Boulder City, Colorado — Amerityre, which makes polyurethane tyres for industrial applications, experienced a rise in sales of 14% to $926,000 for the first-quarter of 2017, and incurred a $19,000 expense when it abandoned a CRM system in the quarter.
The company saw gross profit fall 2% to $274,000 in the first quarter of 2017 compared with the first quarter of 2016, when it recorded $281,000 gross profit.
Amerityre said that during the fiscal year 2017 it had seen increased demand for our golf cart in baggage car tyres. ‘We expect this can trend to continue in the future,’ it said. ‘In general, sales internationally over the past year have been adversely affected by the strong US dollar.’
In its industrial tyre segment, the company said that the ‘slow acceptance’ of its forklift tyres in the marketplace continued, and there is also limited interest in its scissor lift to tyres as OEMs have not approved the use of tyre as a replacement for the current offering.

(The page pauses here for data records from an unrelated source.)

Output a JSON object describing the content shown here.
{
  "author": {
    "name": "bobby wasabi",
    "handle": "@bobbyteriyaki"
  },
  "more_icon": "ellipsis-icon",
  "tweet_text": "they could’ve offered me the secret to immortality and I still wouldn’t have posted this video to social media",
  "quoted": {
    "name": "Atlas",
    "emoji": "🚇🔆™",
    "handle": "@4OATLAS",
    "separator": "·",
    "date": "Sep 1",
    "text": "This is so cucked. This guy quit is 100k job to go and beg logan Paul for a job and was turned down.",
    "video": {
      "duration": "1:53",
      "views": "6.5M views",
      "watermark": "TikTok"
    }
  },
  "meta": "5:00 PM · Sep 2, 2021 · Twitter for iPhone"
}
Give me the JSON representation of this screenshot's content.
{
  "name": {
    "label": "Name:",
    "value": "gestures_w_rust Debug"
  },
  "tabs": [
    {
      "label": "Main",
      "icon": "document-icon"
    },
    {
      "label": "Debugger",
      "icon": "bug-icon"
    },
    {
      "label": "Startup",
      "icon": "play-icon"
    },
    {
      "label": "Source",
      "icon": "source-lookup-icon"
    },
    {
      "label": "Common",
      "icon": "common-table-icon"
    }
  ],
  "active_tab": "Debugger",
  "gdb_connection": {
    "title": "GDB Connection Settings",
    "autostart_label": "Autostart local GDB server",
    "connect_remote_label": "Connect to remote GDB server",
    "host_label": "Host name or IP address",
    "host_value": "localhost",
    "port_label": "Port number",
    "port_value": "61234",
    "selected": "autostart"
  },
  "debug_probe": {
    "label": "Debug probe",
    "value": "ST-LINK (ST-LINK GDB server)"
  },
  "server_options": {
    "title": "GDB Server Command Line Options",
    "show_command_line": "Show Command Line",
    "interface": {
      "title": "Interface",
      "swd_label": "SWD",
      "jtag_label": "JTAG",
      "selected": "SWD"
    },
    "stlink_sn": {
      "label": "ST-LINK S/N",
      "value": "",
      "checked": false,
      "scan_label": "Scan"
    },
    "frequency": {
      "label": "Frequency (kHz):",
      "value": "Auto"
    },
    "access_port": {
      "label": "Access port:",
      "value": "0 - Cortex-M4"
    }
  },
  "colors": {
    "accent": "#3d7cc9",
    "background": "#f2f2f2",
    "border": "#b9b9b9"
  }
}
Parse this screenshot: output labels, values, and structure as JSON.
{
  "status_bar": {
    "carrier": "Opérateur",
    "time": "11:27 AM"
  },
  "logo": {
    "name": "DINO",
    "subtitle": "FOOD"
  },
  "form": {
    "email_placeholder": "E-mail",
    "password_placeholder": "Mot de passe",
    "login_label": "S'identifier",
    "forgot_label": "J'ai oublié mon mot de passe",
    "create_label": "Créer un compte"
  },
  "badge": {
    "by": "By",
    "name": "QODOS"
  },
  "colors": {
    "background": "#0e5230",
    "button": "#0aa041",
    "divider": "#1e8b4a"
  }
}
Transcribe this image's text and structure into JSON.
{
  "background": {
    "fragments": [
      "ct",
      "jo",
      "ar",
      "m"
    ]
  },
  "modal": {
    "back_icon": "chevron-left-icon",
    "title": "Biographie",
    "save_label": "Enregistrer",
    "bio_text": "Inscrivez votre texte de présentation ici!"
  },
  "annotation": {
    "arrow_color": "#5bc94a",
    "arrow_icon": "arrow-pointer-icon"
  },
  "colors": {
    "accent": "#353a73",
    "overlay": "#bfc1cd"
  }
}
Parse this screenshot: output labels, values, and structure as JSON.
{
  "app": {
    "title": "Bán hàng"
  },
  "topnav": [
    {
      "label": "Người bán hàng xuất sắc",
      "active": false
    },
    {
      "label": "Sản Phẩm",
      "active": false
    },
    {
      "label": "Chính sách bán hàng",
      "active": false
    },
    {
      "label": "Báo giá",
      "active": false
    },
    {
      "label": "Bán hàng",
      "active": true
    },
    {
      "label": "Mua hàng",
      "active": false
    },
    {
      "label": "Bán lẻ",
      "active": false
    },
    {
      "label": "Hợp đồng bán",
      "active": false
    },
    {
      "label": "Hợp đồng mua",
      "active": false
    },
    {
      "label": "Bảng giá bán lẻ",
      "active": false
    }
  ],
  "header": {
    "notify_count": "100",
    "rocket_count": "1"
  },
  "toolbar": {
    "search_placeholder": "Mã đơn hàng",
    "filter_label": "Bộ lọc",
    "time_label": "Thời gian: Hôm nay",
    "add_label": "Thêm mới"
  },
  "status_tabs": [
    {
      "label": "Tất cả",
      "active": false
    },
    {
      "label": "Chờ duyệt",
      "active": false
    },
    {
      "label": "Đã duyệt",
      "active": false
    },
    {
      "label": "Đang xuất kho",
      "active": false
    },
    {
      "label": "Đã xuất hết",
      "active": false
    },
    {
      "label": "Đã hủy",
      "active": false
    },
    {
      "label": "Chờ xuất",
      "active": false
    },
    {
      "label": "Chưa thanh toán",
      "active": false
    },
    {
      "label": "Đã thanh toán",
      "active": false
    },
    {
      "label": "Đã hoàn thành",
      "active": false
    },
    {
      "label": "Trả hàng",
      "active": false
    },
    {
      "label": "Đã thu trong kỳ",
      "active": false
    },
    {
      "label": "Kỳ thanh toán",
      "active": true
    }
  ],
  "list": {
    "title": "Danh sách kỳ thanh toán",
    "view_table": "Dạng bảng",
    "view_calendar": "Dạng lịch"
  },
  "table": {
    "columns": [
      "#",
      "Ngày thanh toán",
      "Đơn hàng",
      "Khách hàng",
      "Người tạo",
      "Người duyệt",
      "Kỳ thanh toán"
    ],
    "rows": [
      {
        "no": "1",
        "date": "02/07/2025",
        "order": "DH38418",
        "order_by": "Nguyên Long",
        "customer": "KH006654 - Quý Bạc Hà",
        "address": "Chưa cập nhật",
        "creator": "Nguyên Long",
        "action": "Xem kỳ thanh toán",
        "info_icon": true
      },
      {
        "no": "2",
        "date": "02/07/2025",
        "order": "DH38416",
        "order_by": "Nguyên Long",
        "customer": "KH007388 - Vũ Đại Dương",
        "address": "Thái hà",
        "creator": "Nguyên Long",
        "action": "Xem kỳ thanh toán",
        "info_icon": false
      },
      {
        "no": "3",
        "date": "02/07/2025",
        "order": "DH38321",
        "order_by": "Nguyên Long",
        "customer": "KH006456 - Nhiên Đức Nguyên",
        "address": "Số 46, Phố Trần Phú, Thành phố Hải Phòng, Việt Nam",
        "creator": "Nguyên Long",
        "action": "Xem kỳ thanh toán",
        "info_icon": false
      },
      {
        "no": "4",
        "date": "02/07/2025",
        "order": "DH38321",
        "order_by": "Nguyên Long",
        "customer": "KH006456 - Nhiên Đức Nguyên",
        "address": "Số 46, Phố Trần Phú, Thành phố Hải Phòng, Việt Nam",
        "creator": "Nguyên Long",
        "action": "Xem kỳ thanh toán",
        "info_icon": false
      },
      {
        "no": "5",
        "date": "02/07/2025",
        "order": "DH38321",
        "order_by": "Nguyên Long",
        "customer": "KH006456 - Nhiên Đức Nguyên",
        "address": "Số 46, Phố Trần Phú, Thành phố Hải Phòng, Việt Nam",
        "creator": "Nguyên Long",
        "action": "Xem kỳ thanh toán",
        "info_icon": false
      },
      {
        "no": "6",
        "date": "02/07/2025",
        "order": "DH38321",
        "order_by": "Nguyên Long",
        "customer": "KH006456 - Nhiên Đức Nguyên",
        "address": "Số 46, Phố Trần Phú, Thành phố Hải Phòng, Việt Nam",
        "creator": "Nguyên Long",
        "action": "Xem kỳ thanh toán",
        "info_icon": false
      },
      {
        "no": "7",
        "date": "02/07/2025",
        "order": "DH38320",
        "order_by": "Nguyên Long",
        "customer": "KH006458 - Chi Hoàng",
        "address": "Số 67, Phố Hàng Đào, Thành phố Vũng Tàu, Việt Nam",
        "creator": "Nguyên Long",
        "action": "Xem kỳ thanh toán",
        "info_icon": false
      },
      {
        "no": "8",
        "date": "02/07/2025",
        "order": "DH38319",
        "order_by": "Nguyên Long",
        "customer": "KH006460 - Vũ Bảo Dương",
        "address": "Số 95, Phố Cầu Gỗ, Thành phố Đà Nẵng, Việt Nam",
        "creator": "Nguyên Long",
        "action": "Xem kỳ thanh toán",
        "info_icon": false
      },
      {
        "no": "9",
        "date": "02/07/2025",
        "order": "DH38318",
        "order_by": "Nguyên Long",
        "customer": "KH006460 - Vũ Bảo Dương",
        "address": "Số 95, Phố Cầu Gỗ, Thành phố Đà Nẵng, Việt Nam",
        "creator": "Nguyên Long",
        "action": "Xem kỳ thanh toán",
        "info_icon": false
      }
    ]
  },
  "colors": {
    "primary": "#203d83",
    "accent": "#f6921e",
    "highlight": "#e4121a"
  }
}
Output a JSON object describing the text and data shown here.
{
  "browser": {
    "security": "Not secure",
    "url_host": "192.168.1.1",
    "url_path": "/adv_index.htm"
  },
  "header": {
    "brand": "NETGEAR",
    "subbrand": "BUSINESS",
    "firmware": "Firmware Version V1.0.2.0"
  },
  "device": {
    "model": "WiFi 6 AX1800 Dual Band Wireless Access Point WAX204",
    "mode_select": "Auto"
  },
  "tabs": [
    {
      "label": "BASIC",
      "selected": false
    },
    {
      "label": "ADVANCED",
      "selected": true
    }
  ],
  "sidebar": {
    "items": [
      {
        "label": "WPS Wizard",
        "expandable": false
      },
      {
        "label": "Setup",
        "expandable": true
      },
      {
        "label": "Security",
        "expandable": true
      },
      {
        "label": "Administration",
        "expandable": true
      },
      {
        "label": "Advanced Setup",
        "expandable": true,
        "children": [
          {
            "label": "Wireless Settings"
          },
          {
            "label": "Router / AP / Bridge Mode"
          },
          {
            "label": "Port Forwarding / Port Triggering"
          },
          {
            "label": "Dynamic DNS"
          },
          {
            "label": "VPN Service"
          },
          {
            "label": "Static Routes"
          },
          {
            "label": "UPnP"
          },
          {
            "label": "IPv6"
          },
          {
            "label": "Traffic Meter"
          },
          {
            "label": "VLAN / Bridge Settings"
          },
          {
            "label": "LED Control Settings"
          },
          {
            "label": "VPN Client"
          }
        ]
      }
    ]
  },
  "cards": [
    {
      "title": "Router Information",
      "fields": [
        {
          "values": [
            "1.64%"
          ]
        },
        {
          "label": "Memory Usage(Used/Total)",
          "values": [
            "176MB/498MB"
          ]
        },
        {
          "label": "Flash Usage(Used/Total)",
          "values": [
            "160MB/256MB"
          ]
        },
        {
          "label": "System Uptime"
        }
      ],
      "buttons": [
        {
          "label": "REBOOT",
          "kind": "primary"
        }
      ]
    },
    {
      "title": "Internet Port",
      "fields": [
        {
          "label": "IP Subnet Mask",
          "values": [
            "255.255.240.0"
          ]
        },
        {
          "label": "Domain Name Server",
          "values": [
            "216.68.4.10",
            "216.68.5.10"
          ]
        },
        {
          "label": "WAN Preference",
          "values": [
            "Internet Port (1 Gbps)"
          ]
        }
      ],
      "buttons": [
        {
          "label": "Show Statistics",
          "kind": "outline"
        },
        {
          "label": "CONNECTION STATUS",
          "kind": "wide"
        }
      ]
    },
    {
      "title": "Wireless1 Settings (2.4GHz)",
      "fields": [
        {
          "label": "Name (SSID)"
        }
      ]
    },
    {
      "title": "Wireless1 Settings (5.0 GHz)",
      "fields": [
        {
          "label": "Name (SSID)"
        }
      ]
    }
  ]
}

In agricultural tyres, sales continue to be hit by low farm commodity prices and projections suggest that this may continue to be weak for the course of the year, Amerityre said.
The company says it has limited resources, and tyre projects that need additional significant development have been halted. However, it will ‘selectively invest important opportunities that fit in our current budget’. Focus will be on in-house polyurethane formulations for specific tyre applications.
Amerityre said there had been a 75% increase in golf carts and baggage cart tyre sales, as well as an 11% increase in mobility tyre sales in the first quarter of 2017 compared with 2016.
It added that costs in the quarter increased because of higher raw material prices, as well as impacts from Hurricane Irma.
The company said that expenses increased to $18,728 in the first quarter of 2017 compare two $3,132 for the same period in 2016 because of a failed CRM implementation. Interest expenses also increased as a result of bank debt.
Amerityre says that its principal source of liquidity is cash payments from customers, and that it has no significant revolving credit arrangements. Historically, ‘our expenses have exceeded our sales, resulting in operating losses,’ it added.
The company has remedied this by offering shares the sale and placement of short term debt. However, Amerityre does not believe that this would be good value, and said it has ‘notified our preferred shareholder that we are suspending future payments of their preferred crash dividends payments so that the company can increase its working capital levels’.